== Segment start ==

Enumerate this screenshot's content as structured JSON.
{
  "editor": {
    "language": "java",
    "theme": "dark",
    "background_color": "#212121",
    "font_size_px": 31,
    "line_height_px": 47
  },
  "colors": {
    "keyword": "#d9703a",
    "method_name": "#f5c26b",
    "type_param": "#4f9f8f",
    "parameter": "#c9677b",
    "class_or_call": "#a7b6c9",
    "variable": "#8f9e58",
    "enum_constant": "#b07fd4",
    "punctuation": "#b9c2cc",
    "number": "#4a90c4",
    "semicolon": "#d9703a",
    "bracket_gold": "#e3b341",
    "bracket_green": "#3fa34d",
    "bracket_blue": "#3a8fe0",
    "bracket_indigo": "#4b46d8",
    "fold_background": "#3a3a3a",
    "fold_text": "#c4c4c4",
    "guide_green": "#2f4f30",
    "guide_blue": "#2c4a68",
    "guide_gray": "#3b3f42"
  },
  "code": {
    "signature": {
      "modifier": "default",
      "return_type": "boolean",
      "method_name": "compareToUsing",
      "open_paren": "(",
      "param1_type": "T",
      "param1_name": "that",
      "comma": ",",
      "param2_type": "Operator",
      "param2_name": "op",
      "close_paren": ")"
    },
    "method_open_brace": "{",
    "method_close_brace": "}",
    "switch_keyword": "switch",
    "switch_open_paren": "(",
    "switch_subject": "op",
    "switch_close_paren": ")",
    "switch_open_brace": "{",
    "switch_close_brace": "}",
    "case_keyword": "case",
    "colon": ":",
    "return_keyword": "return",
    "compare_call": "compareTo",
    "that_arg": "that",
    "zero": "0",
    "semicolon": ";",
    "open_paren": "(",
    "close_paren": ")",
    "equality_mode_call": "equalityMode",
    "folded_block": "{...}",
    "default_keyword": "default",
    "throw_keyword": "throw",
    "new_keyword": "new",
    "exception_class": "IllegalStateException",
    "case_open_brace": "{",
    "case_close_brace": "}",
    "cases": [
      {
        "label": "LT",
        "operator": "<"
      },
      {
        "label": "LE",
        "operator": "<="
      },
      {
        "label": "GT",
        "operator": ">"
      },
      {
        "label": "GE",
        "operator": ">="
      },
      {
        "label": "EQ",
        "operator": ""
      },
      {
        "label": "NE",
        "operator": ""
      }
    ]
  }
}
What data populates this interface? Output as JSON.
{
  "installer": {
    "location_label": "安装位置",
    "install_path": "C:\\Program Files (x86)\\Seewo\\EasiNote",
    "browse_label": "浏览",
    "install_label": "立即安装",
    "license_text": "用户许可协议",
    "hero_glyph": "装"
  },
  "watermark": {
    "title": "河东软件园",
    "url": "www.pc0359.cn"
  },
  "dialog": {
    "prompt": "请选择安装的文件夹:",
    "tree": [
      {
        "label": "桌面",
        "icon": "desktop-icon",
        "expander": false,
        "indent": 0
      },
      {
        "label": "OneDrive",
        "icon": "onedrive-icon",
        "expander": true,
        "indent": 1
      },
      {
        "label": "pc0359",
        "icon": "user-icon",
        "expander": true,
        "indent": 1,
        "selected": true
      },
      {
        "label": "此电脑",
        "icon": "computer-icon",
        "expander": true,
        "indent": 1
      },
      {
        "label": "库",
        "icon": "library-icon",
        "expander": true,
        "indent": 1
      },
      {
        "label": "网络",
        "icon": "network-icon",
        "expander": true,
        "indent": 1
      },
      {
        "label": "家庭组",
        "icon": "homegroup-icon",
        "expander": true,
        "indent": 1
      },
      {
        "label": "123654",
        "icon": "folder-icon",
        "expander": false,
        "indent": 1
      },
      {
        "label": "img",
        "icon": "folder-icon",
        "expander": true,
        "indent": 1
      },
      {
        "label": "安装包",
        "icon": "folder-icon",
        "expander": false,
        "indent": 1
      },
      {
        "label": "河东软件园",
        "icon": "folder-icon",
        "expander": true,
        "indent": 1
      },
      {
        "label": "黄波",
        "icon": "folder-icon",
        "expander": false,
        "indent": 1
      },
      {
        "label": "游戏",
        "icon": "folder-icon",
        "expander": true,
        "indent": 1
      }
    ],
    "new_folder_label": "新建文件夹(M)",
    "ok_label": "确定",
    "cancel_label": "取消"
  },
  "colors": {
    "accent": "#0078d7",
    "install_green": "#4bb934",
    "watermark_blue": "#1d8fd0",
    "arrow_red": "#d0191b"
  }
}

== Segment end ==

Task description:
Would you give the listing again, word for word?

Problem solution:
Enumerate this screenshot's content as structured JSON.
{
  "editor": {
    "language": "java",
    "theme": "dark",
    "background_color": "#212121",
    "font_size_px": 31,
    "line_height_px": 47
  },
  "colors": {
    "keyword": "#d9703a",
    "method_name": "#f5c26b",
    "type_param": "#4f9f8f",
    "parameter": "#c9677b",
    "class_or_call": "#a7b6c9",
    "variable": "#8f9e58",
    "enum_constant": "#b07fd4",
    "punctuation": "#b9c2cc",
    "number": "#4a90c4",
    "semicolon": "#d9703a",
    "bracket_gold": "#e3b341",
    "bracket_green": "#3fa34d",
    "bracket_blue": "#3a8fe0",
    "bracket_indigo": "#4b46d8",
    "fold_background": "#3a3a3a",
    "fold_text": "#c4c4c4",
    "guide_green": "#2f4f30",
    "guide_blue": "#2c4a68",
    "guide_gray": "#3b3f42"
  },
  "code": {
    "signature": {
      "modifier": "default",
      "return_type": "boolean",
      "method_name": "compareToUsing",
      "open_paren": "(",
      "param1_type": "T",
      "param1_name": "that",
      "comma": ",",
      "param2_type": "Operator",
      "param2_name": "op",
      "close_paren": ")"
    },
    "method_open_brace": "{",
    "method_close_brace": "}",
    "switch_keyword": "switch",
    "switch_open_paren": "(",
    "switch_subject": "op",
    "switch_close_paren": ")",
    "switch_open_brace": "{",
    "switch_close_brace": "}",
    "case_keyword": "case",
    "colon": ":",
    "return_keyword": "return",
    "compare_call": "compareTo",
    "that_arg": "that",
    "zero": "0",
    "semicolon": ";",
    "open_paren": "(",
    "close_paren": ")",
    "equality_mode_call": "equalityMode",
    "folded_block": "{...}",
    "default_keyword": "default",
    "throw_keyword": "throw",
    "new_keyword": "new",
    "exception_class": "IllegalStateException",
    "case_open_brace": "{",
    "case_close_brace": "}",
    "cases": [
      {
        "label": "LT",
        "operator": "<"
      },
      {
        "label": "LE",
        "operator": "<="
      },
      {
        "label": "GT",
        "operator": ">"
      },
      {
        "label": "GE",
        "operator": ">="
      },
      {
        "label": "EQ",
        "operator": ""
      },
      {
        "label": "NE",
        "operator": ""
      }
    ]
  }
}
What data populates this interface? Output as JSON.
{
  "installer": {
    "location_label": "安装位置",
    "install_path": "C:\\Program Files (x86)\\Seewo\\EasiNote",
    "browse_label": "浏览",
    "install_label": "立即安装",
    "license_text": "用户许可协议",
    "hero_glyph": "装"
  },
  "watermark": {
    "title": "河东软件园",
    "url": "www.pc0359.cn"
  },
  "dialog": {
    "prompt": "请选择安装的文件夹:",
    "tree": [
      {
        "label": "桌面",
        "icon": "desktop-icon",
        "expander": false,
        "indent": 0
      },
      {
        "label": "OneDrive",
        "icon": "onedrive-icon",
        "expander": true,
        "indent": 1
      },
      {
        "label": "pc0359",
        "icon": "user-icon",
        "expander": true,
        "indent": 1,
        "selected": true
      },
      {
        "label": "此电脑",
        "icon": "computer-icon",
        "expander": true,
        "indent": 1
      },
      {
        "label": "库",
        "icon": "library-icon",
        "expander": true,
        "indent": 1
      },
      {
        "label": "网络",
        "icon": "network-icon",
        "expander": true,
        "indent": 1
      },
      {
        "label": "家庭组",
        "icon": "homegroup-icon",
        "expander": true,
        "indent": 1
      },
      {
        "label": "123654",
        "icon": "folder-icon",
        "expander": false,
        "indent": 1
      },
      {
        "label": "img",
        "icon": "folder-icon",
        "expander": true,
        "indent": 1
      },
      {
        "label": "安装包",
        "icon": "folder-icon",
        "expander": false,
        "indent": 1
      },
      {
        "label": "河东软件园",
        "icon": "folder-icon",
        "expander": true,
        "indent": 1
      },
      {
        "label": "黄波",
        "icon": "folder-icon",
        "expander": false,
        "indent": 1
      },
      {
        "label": "游戏",
        "icon": "folder-icon",
        "expander": true,
        "indent": 1
      }
    ],
    "new_folder_label": "新建文件夹(M)",
    "ok_label": "确定",
    "cancel_label": "取消"
  },
  "colors": {
    "accent": "#0078d7",
    "install_green": "#4bb934",
    "watermark_blue": "#1d8fd0",
    "arrow_red": "#d0191b"
  }
}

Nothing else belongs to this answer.